When it comes to color, the possibilities are almost unlimited. Hair styling products that add varying hues to lackluster locks or completely change an individual's nature-made mane are an industry all their own. From permanent dyes to temporary tints, glazes, cellophanes, and metallic sprays, men and women can turn back the hands of time or create a whole new persona just with a little bit of color. Mahogany highlights, purple streaks, or a hint of henna goes a long way in enhancing a naturally beautiful mane or creating drama for a special occasion. But coloring is not something that should be attempted at home. Cosmetologists are expert at applying the right formula to create a desired look. Instead of winding up with ghastly green locks, individuals should rely on the professionals to use exacting coloring applications for the best results.

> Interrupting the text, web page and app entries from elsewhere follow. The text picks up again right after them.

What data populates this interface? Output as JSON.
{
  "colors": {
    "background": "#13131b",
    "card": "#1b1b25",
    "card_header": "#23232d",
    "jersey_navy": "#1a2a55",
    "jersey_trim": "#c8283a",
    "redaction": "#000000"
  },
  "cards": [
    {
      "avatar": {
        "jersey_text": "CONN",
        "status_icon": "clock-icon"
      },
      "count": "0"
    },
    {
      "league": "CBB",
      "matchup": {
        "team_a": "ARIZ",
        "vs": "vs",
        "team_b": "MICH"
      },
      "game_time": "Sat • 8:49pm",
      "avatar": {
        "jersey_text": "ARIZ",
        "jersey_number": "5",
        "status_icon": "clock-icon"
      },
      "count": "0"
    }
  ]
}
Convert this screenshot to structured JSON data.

The process of turning straight strands to curly and curly to straight requires hair styling products, such as chemical relaxers or permanent wave creams. Improving on nature is an art in itself. Regardless of ethnic background, everyone has one or more of three distinct wave patterns: curly, wavy, or straight; and different patterns can actually exist on the same head. Curly strands create spirals in varying degrees of tightness -- from loose to extremely curly, or what some term as kinky. Asians, Europeans, and Caucasians generally have straight or wavy strands, while an African American pattern is typically curly to kinky. However, exceptions to the rule are individuals of African American descent that have bone straight strands and Caucasians with nappy or kinky locks. There are literally hundreds of products on the market which can either release the wave pattern to make curly and kinky strands straighter or tighten the pattern to make sleek manes cascade in voluminous spirals.

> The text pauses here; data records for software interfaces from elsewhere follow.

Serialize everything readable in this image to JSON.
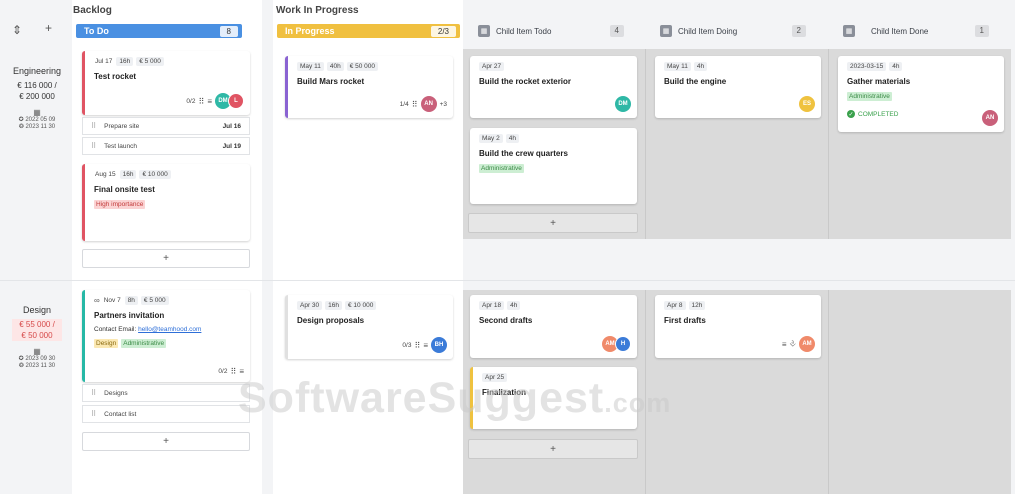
{
  "groups": {
    "backlog": "Backlog",
    "wip": "Work In Progress"
  },
  "columns": {
    "todo": {
      "name": "To Do",
      "count": "8",
      "color": "#4a90e2"
    },
    "inprogress": {
      "name": "In Progress",
      "count": "2/3",
      "color": "#f0c040"
    },
    "child_todo": {
      "name": "Child Item Todo",
      "count": "4"
    },
    "child_doing": {
      "name": "Child Item Doing",
      "count": "2"
    },
    "child_done": {
      "name": "Child Item Done",
      "count": "1"
    }
  },
  "controls": {
    "collapse": "⇕",
    "add": "+"
  },
  "lanes": {
    "engineering": {
      "name": "Engineering",
      "value1": "€ 116 000 /",
      "value2": "€ 200 000",
      "calendar": "▦",
      "date1": "✪ 2022 05 09",
      "date2": "❂ 2023 11 30"
    },
    "design": {
      "name": "Design",
      "value1": "€ 55 000 /",
      "value2": "€ 50 000",
      "calendar": "▦",
      "date1": "✪ 2023 09 30",
      "date2": "❂ 2023 11 30"
    }
  },
  "cards": {
    "test_rocket": {
      "date": "Jul 17",
      "hours": "16h",
      "cost": "€ 5 000",
      "title": "Test rocket",
      "sub": "0/2",
      "av1": "DM",
      "av2": "L"
    },
    "prepare_site": {
      "label": "Prepare site",
      "date": "Jul 16"
    },
    "test_launch": {
      "label": "Test launch",
      "date": "Jul 19"
    },
    "final_test": {
      "date": "Aug 15",
      "hours": "16h",
      "cost": "€ 10 000",
      "title": "Final onsite test",
      "tag": "High importance"
    },
    "mars_rocket": {
      "date": "May 11",
      "hours": "40h",
      "cost": "€ 50 000",
      "title": "Build Mars rocket",
      "sub": "1/4",
      "av1": "AN",
      "more": "+3"
    },
    "rocket_exterior": {
      "date": "Apr 27",
      "title": "Build the rocket exterior",
      "av1": "DM"
    },
    "crew_quarters": {
      "date": "May 2",
      "hours": "4h",
      "title": "Build the crew quarters",
      "tag": "Administrative"
    },
    "build_engine": {
      "date": "May 11",
      "hours": "4h",
      "title": "Build the engine",
      "av1": "ES"
    },
    "gather_materials": {
      "date": "2023-03-15",
      "hours": "4h",
      "title": "Gather materials",
      "tag": "Administrative",
      "status": "COMPLETED",
      "av1": "AN"
    },
    "partners": {
      "date": "Nov 7",
      "hours": "8h",
      "cost": "€ 5 000",
      "title": "Partners invitation",
      "contact_label": "Contact Email: ",
      "contact_email": "hello@teamhood.com",
      "tag1": "Design",
      "tag2": "Administrative",
      "sub": "0/2"
    },
    "designs": {
      "label": "Designs"
    },
    "contact_list": {
      "label": "Contact list"
    },
    "design_proposals": {
      "date": "Apr 30",
      "hours": "16h",
      "cost": "€ 10 000",
      "title": "Design proposals",
      "sub": "0/3",
      "av1": "BH"
    },
    "second_drafts": {
      "date": "Apr 18",
      "hours": "4h",
      "title": "Second drafts",
      "av1": "AM",
      "av2": "H"
    },
    "finalization": {
      "date": "Apr 25",
      "title": "Finalization"
    },
    "first_drafts": {
      "date": "Apr 8",
      "hours": "12h",
      "title": "First drafts",
      "av1": "AM"
    }
  },
  "add_label": "+",
  "watermark": {
    "main": "SoftwareSuggest",
    "suffix": ".com"
  },
  "icons": {
    "subtask": "subtask-icon",
    "description": "description-icon",
    "attachment": "paperclip-icon",
    "link": "link-icon",
    "check": "check-icon"
  }
}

Other than using relaxers, cold waves, shampoos, and conditioners to tame an unruly mane, cosmetologists also rely on heated appliances. Curling irons, flat irons, crimping irons, pressing combs, blow dryers, hot curlers, and clippers are all part of a hair styling products arsenal to coax resistant strands into submission. Because the cuticle is primarily composed of protein, when heat is applied wave patterns are temporarily altered. However, chemicals permanently change wave patterns or textures and altered strands must grow out from the scalp in order for original textures to be restored. A skilled beautician or barber will know the right amount of heat and the right chemical to use to lessen damage, prevent breakage, and maintain styles.
Without the availability of hair styling products that provide versatility and the ability to change the texture of one's mane, men and women would be bound to wave patterns and features they find unbecoming. Thanks to professional stylists and innovative beauty techniques and products, anyone from any ethnic background can attain a more self-satisfying appearance. For those who prefer their natural, God-given beauty, certain hair styling products can enhance and strengthen naturally kinky or straight locks. Today almost any look: from bald, to cropped, curly, kinky, dreadlocked, sleek and straight are totally acceptable. The key to attaining healthy, vibrant strands -- no matter what the length, texture, or color -- is using the right products specifically made for uniquely individual types.